As the pressure on the NCAA and its schools — in both the court of law and public opinion — to more equally share the vast wealth generated by college athletes ramps up, allowing players to be paid via endorsement contracts and sponsorship deals might provide a little alleviation. If the public and, importantly, judges can see an NCAA that is willing to curtail its collusive practices for the benefit of its players, then perhaps it can at least partially shake its well-earned reputation of a Draconian cartel.
Once college athletes have access to the marketplace that everyone else enjoys, the well-intentioned drives to classify players as employees and permit schools to compensate them directly might lose steam; they certainly won’t die, nor should they, but it’s possible they could lose some of their momentum. Endorsements or not, however, the pending antitrust lawsuits against the NCAA are not going away anytime soon, which is good news for all college athletes.
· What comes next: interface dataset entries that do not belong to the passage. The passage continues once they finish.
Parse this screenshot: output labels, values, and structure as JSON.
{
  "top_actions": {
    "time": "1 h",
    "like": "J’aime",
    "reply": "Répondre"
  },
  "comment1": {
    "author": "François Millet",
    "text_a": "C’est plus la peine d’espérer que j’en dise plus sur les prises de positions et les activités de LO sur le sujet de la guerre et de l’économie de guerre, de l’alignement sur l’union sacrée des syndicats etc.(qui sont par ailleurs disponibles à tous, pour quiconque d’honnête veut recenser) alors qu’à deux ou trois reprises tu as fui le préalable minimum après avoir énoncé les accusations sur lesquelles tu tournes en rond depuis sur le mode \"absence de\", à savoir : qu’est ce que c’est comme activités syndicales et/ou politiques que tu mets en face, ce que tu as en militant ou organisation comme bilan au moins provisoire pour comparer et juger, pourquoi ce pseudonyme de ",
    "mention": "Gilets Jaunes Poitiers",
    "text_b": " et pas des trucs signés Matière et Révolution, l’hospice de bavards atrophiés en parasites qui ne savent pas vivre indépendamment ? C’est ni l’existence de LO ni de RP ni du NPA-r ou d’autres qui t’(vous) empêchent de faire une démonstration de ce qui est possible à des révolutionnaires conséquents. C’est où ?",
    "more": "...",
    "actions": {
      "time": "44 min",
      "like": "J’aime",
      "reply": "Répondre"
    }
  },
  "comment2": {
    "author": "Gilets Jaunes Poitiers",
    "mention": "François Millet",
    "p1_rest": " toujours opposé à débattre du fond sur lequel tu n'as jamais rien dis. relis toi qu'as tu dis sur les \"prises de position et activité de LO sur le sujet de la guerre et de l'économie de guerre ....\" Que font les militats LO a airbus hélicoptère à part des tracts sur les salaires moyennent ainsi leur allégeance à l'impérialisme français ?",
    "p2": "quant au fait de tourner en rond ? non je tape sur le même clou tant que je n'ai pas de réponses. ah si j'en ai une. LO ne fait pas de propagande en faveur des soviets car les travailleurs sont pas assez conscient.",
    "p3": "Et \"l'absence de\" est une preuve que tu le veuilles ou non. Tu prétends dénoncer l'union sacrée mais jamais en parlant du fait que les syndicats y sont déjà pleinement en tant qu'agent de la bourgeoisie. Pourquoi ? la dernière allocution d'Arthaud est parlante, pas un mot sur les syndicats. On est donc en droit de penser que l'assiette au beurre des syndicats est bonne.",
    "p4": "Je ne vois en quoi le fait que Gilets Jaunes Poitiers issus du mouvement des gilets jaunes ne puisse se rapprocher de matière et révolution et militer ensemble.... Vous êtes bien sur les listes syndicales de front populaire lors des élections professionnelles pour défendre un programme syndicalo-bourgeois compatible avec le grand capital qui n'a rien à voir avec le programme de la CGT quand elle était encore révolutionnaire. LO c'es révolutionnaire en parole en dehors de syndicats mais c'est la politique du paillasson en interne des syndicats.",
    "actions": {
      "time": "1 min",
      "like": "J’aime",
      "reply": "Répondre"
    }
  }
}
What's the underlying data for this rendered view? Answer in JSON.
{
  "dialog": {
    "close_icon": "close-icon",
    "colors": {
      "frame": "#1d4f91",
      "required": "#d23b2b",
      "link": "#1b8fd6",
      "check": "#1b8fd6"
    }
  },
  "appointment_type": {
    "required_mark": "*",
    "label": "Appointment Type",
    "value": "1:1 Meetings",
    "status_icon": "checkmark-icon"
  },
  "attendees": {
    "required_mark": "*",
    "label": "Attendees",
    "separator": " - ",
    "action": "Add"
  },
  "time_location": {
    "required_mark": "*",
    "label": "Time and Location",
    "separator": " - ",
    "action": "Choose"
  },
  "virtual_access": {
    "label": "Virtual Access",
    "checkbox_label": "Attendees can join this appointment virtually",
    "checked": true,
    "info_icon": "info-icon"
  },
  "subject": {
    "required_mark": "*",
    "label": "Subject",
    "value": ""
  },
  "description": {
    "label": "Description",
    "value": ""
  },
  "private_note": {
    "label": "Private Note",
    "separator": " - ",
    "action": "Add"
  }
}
The day when college athletes can sign endorsements and sponsorships, and otherwise profit from their NIL just like any other member of the student body is admittedly far off, but it is nonetheless encouraging to know conversations on the issue are taking place at the highest levels of decision-making. Unfortunately, the NCAA has a notoriously difficult time aligning its values and talk with its actions, so don’t get too excited yet. But at least we’ve started the dialogue.
Cameron’s column this week is brought to you by Nike. To request the rights to use his headshot, email him at cmiller6 ‘at’ stanford.edu.